Adjudicated water, sometimes called flood or river water, comes directly from the diversions of the Florida River. Adjudicated water rights are generally transferred by water stock certificates from the ditch company. Assessments for delivery of adjudicated water are billed annually by the ditch company.

Project water is water stored at Lemon Dam. This water is stored in acre feet, but all flowing water is delivered in cubic feet per second (c.f.s.). Project water rights are usually transferred on the land deed. Assessments for project water are billed with your property taxes.

Is the property in a subdivision, or do I share a headgate?

In most subdivisions, there is a designated water person who calls the ditch rider for water for the entire subdivision. Where several landowners share a headgate, the principle of cooperative delivery also applies. It is impossible to deliver less than one quarter c.f.s., so smaller users receive delivery together to ensure everyone gets their water. Subdivisions will often have a shared rotation schedule.

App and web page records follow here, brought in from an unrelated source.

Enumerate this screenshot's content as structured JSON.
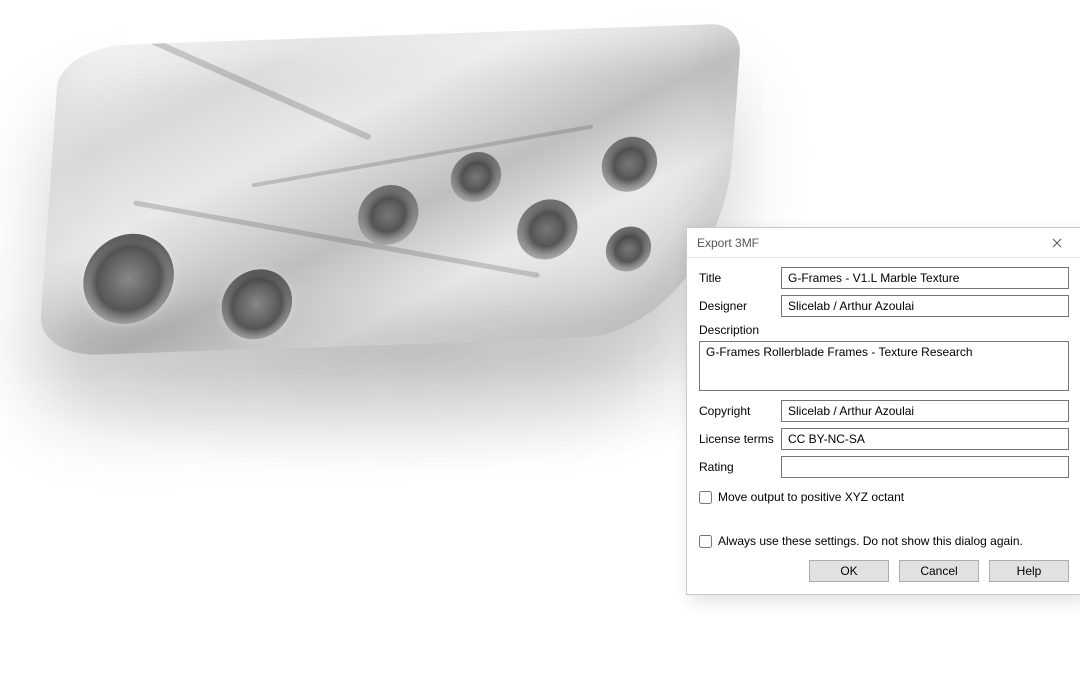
{
  "dialog": {
    "window_title": "Export 3MF",
    "labels": {
      "title": "Title",
      "designer": "Designer",
      "description": "Description",
      "copyright": "Copyright",
      "license": "License terms",
      "rating": "Rating"
    },
    "values": {
      "title": "G-Frames - V1.L Marble Texture",
      "designer": "Slicelab / Arthur Azoulai",
      "description": "G-Frames Rollerblade Frames - Texture Research",
      "copyright": "Slicelab / Arthur Azoulai",
      "license": "CC BY-NC-SA",
      "rating": ""
    },
    "checkboxes": {
      "move_output": "Move output to positive XYZ octant",
      "always_use": "Always use these settings. Do not show this dialog again."
    },
    "buttons": {
      "ok": "OK",
      "cancel": "Cancel",
      "help": "Help"
    }
  }
}
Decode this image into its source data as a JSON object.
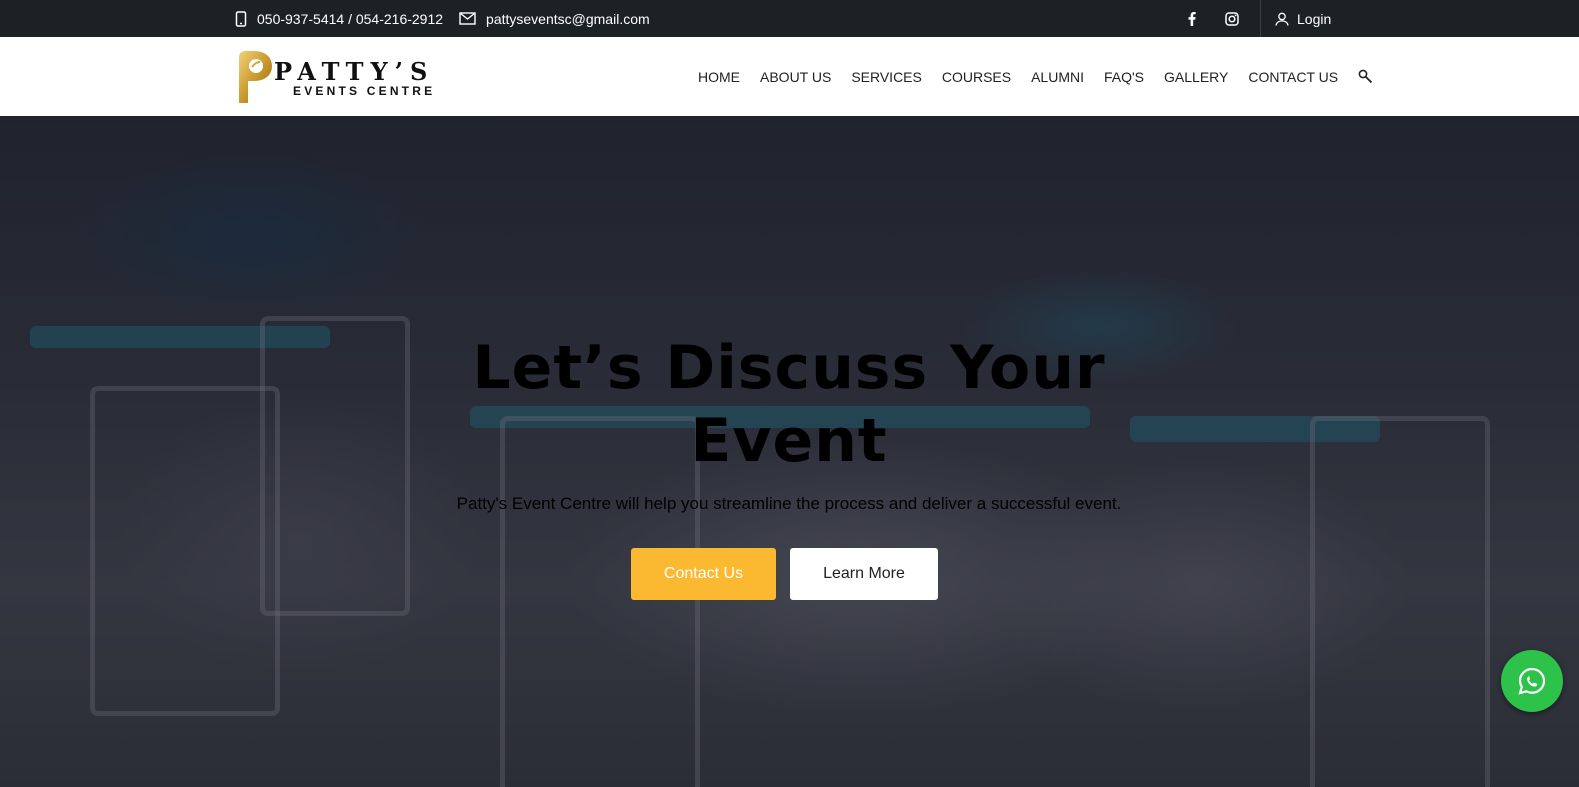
{
  "topbar": {
    "phone": "050-937-5414 / 054-216-2912",
    "email": "pattyseventsc@gmail.com",
    "login": "Login",
    "icons": [
      "phone-icon",
      "mail-icon",
      "facebook-icon",
      "instagram-icon",
      "user-icon"
    ]
  },
  "header": {
    "logo_brand": "PATTY’S",
    "logo_sub": "EVENTS CENTRE",
    "nav": [
      "HOME",
      "ABOUT US",
      "SERVICES",
      "COURSES",
      "ALUMNI",
      "FAQ'S",
      "GALLERY",
      "CONTACT US"
    ]
  },
  "hero": {
    "title_line1": "Let’s Discuss Your",
    "title_line2": "Event",
    "subtitle": "Patty's Event Centre will help you streamline the process and deliver a successful event.",
    "primary_button": "Contact Us",
    "secondary_button": "Learn More"
  },
  "colors": {
    "topbar_bg": "#1c2126",
    "accent": "#fbb931",
    "whatsapp": "#2dc24a"
  }
}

How do ditch companies operate?

The Florida Consolidated Ditch Company is a non-profit corporation established to deliver water to owners. The ditch company has a board of directors, a secretary to handle the office business, two ditch riders, who controls the actual water flow. An annual shareholder meeting is held to elect directors, establish the budget, and to discuss any other shareholder concerns. Operations are governed by the By-laws of the ditch company, and Colorado corporate law.

Do I have enough water to irrigate my land?

One c.f.s. flowing one day is the equivalent of two acre feet in one 24-hour period. A general rule of thumb: it usually takes one c.f.s. to irrigate 80 acres.

There is a ditch running across my property, but I don’t own any water rights. May I use some of this water to irrigate?

Sorry, but no. The only landowners who have a legal right to use the ditch water are those who own shares in the ditch company or project water. It’s hard to see that water right there and not use it, but remember there are heavy fines and potential incarceration for theft of water.

Is it okay to plant my garden next to the ditch?

The ditch company holds either a descriptive easement (established by historic usage) along both sides of the ditch. According to state statutes, the ditch company may use as much land along the ditch banks as they need for maintenance of the ditch. Don’t be surprised if you see a trackhoe going along the ditch bank, or the spoils of cleaning operations placed on the ditch bank. Any structures or plantings within 15 feet of the ditch are usually prohibited.

I own one share of the water. How much is that?

One cubic foot per second of water is equal to 448 gallons of water per minute. There are 40 shares in one c.f.s.. One share is equal to 0.025 c.f.s., or about 11 gallons per minute. In one 3-inch measuring box, this is about 1/8 inch.